Search the records for the string "cache", and show each line where it appears.

**Given records:**
⁂

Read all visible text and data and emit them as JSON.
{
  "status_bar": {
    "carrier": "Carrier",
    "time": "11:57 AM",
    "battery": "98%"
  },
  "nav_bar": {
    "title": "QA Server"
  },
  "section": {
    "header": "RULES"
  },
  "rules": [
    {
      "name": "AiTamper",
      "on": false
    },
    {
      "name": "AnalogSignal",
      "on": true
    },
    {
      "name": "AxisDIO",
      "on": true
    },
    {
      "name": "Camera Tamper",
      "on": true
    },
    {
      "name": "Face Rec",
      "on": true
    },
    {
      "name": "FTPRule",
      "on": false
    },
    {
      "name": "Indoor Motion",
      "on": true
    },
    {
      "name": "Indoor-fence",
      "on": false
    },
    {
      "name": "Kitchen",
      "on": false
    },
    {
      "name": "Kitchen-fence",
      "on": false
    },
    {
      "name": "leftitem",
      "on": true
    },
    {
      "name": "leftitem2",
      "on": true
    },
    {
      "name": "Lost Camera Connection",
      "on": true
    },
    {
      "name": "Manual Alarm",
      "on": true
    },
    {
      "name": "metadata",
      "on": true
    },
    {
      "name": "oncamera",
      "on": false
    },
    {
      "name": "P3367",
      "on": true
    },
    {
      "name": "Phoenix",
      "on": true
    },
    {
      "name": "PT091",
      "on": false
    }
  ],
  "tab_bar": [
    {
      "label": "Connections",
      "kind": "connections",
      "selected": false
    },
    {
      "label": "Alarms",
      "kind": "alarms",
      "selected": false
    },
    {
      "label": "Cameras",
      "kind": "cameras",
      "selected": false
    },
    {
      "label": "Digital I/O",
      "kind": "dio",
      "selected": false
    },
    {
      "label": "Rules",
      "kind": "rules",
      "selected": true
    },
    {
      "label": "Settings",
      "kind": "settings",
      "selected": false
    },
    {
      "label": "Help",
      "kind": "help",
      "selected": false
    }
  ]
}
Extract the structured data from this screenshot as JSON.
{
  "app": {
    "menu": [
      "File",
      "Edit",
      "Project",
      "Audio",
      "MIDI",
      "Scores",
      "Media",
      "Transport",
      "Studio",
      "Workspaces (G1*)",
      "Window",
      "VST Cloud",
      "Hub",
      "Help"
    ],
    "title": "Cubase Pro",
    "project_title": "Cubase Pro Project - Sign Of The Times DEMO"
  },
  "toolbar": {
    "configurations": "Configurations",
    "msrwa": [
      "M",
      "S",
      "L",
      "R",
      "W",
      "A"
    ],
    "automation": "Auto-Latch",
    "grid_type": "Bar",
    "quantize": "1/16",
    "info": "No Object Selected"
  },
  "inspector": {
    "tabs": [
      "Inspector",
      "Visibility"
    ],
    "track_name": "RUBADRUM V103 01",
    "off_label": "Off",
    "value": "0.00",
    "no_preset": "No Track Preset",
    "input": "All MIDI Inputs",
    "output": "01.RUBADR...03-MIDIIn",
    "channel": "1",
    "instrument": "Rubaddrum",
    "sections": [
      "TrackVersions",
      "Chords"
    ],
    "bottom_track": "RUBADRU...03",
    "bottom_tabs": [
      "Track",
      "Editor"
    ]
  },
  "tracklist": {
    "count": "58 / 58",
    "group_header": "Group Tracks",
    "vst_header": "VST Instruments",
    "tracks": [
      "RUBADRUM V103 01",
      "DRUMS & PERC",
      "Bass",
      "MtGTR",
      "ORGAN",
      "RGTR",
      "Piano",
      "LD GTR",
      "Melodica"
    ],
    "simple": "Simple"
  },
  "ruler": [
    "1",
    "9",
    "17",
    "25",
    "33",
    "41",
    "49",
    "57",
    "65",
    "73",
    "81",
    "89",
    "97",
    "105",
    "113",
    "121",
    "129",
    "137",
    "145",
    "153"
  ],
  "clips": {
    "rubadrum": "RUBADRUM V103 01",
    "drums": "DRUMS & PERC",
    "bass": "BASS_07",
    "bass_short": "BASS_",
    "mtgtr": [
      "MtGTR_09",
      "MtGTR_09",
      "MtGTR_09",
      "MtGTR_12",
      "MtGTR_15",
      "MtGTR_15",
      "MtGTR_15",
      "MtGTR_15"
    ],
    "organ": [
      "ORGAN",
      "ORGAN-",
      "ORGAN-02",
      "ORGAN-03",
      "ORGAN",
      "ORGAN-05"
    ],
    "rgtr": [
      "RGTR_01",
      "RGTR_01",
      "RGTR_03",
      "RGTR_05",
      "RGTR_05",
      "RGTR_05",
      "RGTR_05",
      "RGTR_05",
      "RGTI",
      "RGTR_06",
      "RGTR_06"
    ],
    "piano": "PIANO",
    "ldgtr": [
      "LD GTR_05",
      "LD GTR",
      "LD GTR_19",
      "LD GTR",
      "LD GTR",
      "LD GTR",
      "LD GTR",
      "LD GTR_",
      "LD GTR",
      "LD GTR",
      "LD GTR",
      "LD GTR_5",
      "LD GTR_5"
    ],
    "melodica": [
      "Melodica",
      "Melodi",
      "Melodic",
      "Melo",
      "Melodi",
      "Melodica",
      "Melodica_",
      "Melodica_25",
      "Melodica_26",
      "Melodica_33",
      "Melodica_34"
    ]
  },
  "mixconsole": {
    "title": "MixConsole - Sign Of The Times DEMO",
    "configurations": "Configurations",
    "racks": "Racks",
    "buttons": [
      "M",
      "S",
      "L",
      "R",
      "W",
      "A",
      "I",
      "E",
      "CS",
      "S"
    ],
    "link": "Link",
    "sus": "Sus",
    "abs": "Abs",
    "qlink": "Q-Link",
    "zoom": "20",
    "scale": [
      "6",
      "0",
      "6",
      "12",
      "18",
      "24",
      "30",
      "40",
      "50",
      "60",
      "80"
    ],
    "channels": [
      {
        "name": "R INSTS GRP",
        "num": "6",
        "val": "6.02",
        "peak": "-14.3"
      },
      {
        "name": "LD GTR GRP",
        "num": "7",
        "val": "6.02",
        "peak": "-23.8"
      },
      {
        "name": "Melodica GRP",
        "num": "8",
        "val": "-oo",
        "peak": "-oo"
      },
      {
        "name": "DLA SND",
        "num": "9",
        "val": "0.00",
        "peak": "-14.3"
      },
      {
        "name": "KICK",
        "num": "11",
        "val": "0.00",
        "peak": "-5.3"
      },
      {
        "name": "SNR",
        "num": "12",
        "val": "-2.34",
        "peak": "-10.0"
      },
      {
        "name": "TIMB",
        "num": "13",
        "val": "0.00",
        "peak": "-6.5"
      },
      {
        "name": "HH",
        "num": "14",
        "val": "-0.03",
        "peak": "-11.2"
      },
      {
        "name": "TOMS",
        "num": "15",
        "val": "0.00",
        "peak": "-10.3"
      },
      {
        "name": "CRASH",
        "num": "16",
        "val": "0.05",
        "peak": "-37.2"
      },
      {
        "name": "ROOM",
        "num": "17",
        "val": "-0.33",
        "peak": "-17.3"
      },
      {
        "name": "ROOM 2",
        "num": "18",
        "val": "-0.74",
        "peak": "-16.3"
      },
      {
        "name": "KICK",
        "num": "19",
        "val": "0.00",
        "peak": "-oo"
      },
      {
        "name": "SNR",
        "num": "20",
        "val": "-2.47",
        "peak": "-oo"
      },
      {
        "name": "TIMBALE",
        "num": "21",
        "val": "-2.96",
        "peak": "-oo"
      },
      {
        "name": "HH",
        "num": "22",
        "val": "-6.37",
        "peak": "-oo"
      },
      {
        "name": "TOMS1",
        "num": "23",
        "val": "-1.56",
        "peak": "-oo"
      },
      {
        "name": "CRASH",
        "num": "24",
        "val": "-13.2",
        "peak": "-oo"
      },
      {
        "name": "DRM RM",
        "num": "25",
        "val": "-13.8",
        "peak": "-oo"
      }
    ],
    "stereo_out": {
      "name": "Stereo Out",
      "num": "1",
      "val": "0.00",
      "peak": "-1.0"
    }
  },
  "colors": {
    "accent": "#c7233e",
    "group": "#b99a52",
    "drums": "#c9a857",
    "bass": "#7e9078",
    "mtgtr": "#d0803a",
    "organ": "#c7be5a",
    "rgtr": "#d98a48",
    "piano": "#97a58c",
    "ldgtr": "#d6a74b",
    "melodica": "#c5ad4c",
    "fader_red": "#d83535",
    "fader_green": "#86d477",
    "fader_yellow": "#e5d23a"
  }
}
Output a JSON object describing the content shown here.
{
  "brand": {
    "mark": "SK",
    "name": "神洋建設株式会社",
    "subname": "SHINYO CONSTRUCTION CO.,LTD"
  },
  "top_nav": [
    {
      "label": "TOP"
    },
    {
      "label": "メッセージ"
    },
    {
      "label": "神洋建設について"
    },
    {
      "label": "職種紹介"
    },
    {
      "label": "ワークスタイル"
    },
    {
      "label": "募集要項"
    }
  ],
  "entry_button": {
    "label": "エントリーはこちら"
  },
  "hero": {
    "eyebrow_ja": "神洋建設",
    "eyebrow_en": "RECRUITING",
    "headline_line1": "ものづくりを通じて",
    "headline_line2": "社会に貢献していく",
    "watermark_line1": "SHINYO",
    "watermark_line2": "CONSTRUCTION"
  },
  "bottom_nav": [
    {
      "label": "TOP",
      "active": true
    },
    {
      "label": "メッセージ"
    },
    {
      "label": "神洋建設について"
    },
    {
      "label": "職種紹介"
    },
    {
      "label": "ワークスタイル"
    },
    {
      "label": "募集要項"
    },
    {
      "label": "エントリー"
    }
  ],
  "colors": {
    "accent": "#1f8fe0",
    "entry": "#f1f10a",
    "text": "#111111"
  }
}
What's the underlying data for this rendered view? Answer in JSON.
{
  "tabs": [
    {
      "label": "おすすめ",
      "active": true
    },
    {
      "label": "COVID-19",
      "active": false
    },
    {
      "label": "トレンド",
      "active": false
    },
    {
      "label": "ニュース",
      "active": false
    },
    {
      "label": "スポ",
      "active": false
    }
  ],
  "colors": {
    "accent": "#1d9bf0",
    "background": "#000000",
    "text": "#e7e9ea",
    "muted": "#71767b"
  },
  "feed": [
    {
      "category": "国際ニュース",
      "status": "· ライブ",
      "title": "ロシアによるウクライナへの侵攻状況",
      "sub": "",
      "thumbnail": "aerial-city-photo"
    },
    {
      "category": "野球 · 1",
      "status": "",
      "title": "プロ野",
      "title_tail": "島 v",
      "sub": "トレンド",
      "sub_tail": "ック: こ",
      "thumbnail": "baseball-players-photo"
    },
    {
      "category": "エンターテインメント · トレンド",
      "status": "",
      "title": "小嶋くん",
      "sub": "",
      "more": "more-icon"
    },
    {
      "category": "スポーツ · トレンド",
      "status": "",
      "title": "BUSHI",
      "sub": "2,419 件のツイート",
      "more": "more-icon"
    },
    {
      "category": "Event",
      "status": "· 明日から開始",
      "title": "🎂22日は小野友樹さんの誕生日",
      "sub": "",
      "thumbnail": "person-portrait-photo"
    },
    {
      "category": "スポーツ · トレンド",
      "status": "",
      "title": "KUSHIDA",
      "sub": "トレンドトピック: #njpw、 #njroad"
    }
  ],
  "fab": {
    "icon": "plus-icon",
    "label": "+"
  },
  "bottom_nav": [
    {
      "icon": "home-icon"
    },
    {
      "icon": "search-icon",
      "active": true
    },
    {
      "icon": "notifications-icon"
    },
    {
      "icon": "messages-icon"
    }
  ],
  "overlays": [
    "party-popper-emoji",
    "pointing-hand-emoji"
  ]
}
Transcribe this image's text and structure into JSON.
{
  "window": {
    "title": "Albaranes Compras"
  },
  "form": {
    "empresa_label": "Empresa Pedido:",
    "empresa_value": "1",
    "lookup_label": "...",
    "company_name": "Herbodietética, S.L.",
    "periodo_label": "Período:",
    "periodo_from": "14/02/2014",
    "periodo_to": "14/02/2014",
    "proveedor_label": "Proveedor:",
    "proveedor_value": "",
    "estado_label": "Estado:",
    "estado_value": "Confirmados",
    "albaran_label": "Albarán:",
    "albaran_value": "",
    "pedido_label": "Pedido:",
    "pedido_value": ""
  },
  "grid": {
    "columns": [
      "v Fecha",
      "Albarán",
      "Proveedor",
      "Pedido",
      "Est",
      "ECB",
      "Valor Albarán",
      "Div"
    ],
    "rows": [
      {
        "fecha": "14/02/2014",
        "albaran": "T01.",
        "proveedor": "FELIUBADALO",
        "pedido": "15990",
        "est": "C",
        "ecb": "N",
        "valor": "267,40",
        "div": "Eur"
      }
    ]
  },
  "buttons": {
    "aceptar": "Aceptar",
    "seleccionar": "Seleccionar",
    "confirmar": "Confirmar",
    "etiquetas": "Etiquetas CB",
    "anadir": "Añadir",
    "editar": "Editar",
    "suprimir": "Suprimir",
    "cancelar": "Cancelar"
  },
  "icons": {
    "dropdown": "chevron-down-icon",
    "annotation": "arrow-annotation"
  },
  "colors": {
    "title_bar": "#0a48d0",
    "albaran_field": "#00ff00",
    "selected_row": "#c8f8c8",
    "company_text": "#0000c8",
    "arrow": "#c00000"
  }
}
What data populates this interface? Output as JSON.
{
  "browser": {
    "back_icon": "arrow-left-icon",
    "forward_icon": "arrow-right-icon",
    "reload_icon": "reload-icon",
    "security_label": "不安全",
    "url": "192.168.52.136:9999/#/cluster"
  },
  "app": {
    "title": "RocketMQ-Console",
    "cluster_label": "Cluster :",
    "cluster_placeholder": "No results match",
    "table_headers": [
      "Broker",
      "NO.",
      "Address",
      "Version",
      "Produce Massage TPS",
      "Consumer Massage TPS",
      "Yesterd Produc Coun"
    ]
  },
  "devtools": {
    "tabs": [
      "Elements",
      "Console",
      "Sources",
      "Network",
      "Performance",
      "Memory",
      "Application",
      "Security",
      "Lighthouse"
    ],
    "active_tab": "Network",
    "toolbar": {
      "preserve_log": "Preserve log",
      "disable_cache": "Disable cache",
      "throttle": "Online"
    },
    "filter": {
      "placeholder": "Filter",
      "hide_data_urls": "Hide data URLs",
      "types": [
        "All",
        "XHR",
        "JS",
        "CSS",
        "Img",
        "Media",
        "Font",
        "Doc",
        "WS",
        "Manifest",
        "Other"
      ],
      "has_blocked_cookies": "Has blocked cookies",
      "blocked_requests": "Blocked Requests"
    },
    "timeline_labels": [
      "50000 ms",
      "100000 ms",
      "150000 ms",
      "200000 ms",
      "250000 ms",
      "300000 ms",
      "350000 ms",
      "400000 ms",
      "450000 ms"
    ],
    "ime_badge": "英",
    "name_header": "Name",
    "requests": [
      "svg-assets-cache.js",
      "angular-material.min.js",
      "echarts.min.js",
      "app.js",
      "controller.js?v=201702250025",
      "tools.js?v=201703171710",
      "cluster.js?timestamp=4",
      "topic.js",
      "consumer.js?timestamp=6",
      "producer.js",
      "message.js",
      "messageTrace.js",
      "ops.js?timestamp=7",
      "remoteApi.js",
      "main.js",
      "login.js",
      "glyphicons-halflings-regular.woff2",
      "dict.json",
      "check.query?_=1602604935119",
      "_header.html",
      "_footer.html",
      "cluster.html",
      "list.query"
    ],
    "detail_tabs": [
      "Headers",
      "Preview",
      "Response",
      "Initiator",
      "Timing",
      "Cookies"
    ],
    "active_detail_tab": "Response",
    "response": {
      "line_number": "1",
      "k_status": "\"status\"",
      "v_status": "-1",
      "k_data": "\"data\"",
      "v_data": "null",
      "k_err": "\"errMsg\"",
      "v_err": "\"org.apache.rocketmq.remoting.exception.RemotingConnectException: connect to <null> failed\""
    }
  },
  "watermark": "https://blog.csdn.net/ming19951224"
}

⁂

**Exercise result:**
      "disable_cache": "Disable cache",
      "svg-assets-cache.js",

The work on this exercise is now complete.